The questionnaire contained three frequency rating items (all scaled from 1 = never to 4 = always) to assess subjects’ condom use with their regular sexual partners (defined as those who were in a stable relationship such as boyfriends that did not involve transactional sex), casual sexual partners (defined as those who were not regular partners where transactional sex was not involved), and transactional sexual partners (defined as those with whom transactional sex was involved) during the last 6 months. Similar definition has been widely used in other studies (e.g. ). To compare background characteristics between subjects with and without CCU, a dichotomous variable were created, with 1 indicating always using condom with all types of sexual partners, and 0 indicating not always using condom with at least one type of partners. Besides, a total condom use frequency was obtained by calculating the average frequency of use with the three types of sexual partners. Higher scores indicated more frequent condom use.

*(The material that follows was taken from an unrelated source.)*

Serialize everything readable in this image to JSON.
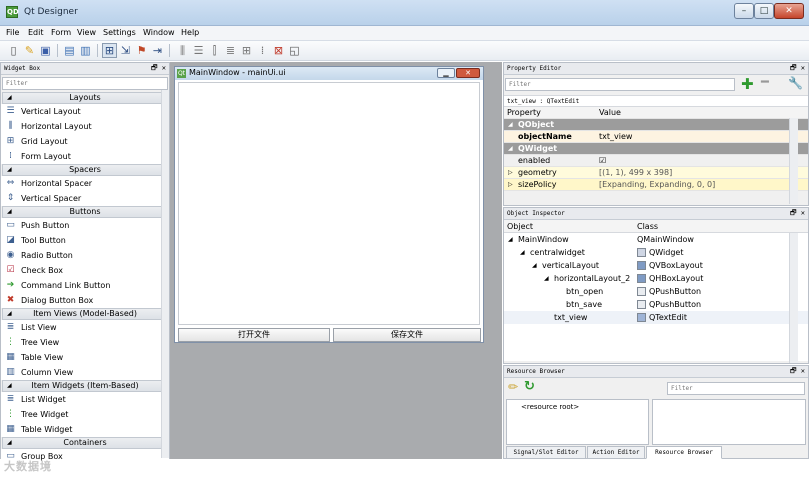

Descriptive analyses were conducted using IBM SPSS Statistics 23.0 (IBM Corp., Armonk, NY, USA). Comparisons were conducted between subjects showing CCU and those not showing CCU to detect potential risk factors using Student’s t-test and Pearson’s chi-square test. Spearman’s correlation analysis was conducted to examine correlations among IMB model constructs. Confirmatory factor analysis (CFA) and structural equation modeling (SEM) were conducted using IBM SPSS AMOS 21.0 (IBM Corp., Chicago, IL, USA). The CFA measurement model included two latent constructs (motivation, behavioral skills) that predicted its indicators (motivation: condom use attitude, subjective norms; behavioral skills: condom use skills, self-efficacy). Once an acceptable measurement model had been established, a structural equation model was built to examine correlates of condom use among TGW based on the IMB model. Model fit was assessed using the ratio of chi-square values to degrees of freedom (χ2/df), the comparative fit index (CFI), and the root mean square error of approximation (RMSEA) . A χ2/df ratio of 3 or less, a CFI greater than 0.90, and an RMSEA lower than 0.08 indicated acceptable model fit [38, 39].